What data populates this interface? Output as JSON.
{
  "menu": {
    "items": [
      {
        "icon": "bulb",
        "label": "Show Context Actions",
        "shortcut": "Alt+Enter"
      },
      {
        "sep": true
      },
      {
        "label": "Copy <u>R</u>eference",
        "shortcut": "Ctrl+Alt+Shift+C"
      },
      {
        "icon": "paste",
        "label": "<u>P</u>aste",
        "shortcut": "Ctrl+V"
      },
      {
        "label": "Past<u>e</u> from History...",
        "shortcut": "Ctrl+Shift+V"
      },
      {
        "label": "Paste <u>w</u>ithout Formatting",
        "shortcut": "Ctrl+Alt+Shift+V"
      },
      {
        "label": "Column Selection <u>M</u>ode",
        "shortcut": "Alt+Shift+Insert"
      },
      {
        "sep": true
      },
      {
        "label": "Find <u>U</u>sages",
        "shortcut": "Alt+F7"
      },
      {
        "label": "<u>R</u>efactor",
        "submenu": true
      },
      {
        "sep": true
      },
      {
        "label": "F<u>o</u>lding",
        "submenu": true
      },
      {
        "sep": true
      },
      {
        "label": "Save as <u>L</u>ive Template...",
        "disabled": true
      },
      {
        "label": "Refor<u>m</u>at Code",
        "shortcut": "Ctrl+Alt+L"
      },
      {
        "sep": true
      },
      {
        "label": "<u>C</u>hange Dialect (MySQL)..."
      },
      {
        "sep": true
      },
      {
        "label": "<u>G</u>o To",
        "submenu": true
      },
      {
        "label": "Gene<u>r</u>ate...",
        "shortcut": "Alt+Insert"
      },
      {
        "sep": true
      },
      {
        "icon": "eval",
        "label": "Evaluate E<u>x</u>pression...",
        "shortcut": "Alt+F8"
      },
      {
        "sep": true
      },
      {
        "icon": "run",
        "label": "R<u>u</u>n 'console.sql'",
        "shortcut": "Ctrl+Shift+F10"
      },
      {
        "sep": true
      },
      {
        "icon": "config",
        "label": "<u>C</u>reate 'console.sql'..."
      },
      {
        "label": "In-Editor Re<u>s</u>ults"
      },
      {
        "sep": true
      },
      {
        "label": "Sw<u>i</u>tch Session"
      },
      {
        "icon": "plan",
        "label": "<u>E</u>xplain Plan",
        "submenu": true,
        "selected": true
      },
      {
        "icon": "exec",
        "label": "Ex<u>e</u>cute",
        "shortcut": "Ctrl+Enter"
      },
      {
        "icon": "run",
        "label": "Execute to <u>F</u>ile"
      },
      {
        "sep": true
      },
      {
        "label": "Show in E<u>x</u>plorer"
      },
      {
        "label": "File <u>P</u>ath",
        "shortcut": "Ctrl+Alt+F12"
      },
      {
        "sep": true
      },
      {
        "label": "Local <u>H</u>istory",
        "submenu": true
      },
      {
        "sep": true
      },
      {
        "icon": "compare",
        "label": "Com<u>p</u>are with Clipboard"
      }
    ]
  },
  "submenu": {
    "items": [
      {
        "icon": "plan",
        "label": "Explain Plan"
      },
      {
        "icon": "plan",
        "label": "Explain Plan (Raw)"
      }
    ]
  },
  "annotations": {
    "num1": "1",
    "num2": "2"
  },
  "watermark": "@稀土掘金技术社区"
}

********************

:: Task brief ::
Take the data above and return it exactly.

:: Written response ::
What data populates this interface? Output as JSON.
{
  "menu": {
    "items": [
      {
        "icon": "bulb",
        "label": "Show Context Actions",
        "shortcut": "Alt+Enter"
      },
      {
        "sep": true
      },
      {
        "label": "Copy <u>R</u>eference",
        "shortcut": "Ctrl+Alt+Shift+C"
      },
      {
        "icon": "paste",
        "label": "<u>P</u>aste",
        "shortcut": "Ctrl+V"
      },
      {
        "label": "Past<u>e</u> from History...",
        "shortcut": "Ctrl+Shift+V"
      },
      {
        "label": "Paste <u>w</u>ithout Formatting",
        "shortcut": "Ctrl+Alt+Shift+V"
      },
      {
        "label": "Column Selection <u>M</u>ode",
        "shortcut": "Alt+Shift+Insert"
      },
      {
        "sep": true
      },
      {
        "label": "Find <u>U</u>sages",
        "shortcut": "Alt+F7"
      },
      {
        "label": "<u>R</u>efactor",
        "submenu": true
      },
      {
        "sep": true
      },
      {
        "label": "F<u>o</u>lding",
        "submenu": true
      },
      {
        "sep": true
      },
      {
        "label": "Save as <u>L</u>ive Template...",
        "disabled": true
      },
      {
        "label": "Refor<u>m</u>at Code",
        "shortcut": "Ctrl+Alt+L"
      },
      {
        "sep": true
      },
      {
        "label": "<u>C</u>hange Dialect (MySQL)..."
      },
      {
        "sep": true
      },
      {
        "label": "<u>G</u>o To",
        "submenu": true
      },
      {
        "label": "Gene<u>r</u>ate...",
        "shortcut": "Alt+Insert"
      },
      {
        "sep": true
      },
      {
        "icon": "eval",
        "label": "Evaluate E<u>x</u>pression...",
        "shortcut": "Alt+F8"
      },
      {
        "sep": true
      },
      {
        "icon": "run",
        "label": "R<u>u</u>n 'console.sql'",
        "shortcut": "Ctrl+Shift+F10"
      },
      {
        "sep": true
      },
      {
        "icon": "config",
        "label": "<u>C</u>reate 'console.sql'..."
      },
      {
        "label": "In-Editor Re<u>s</u>ults"
      },
      {
        "sep": true
      },
      {
        "label": "Sw<u>i</u>tch Session"
      },
      {
        "icon": "plan",
        "label": "<u>E</u>xplain Plan",
        "submenu": true,
        "selected": true
      },
      {
        "icon": "exec",
        "label": "Ex<u>e</u>cute",
        "shortcut": "Ctrl+Enter"
      },
      {
        "icon": "run",
        "label": "Execute to <u>F</u>ile"
      },
      {
        "sep": true
      },
      {
        "label": "Show in E<u>x</u>plorer"
      },
      {
        "label": "File <u>P</u>ath",
        "shortcut": "Ctrl+Alt+F12"
      },
      {
        "sep": true
      },
      {
        "label": "Local <u>H</u>istory",
        "submenu": true
      },
      {
        "sep": true
      },
      {
        "icon": "compare",
        "label": "Com<u>p</u>are with Clipboard"
      }
    ]
  },
  "submenu": {
    "items": [
      {
        "icon": "plan",
        "label": "Explain Plan"
      },
      {
        "icon": "plan",
        "label": "Explain Plan (Raw)"
      }
    ]
  },
  "annotations": {
    "num1": "1",
    "num2": "2"
  },
  "watermark": "@稀土掘金技术社区"
}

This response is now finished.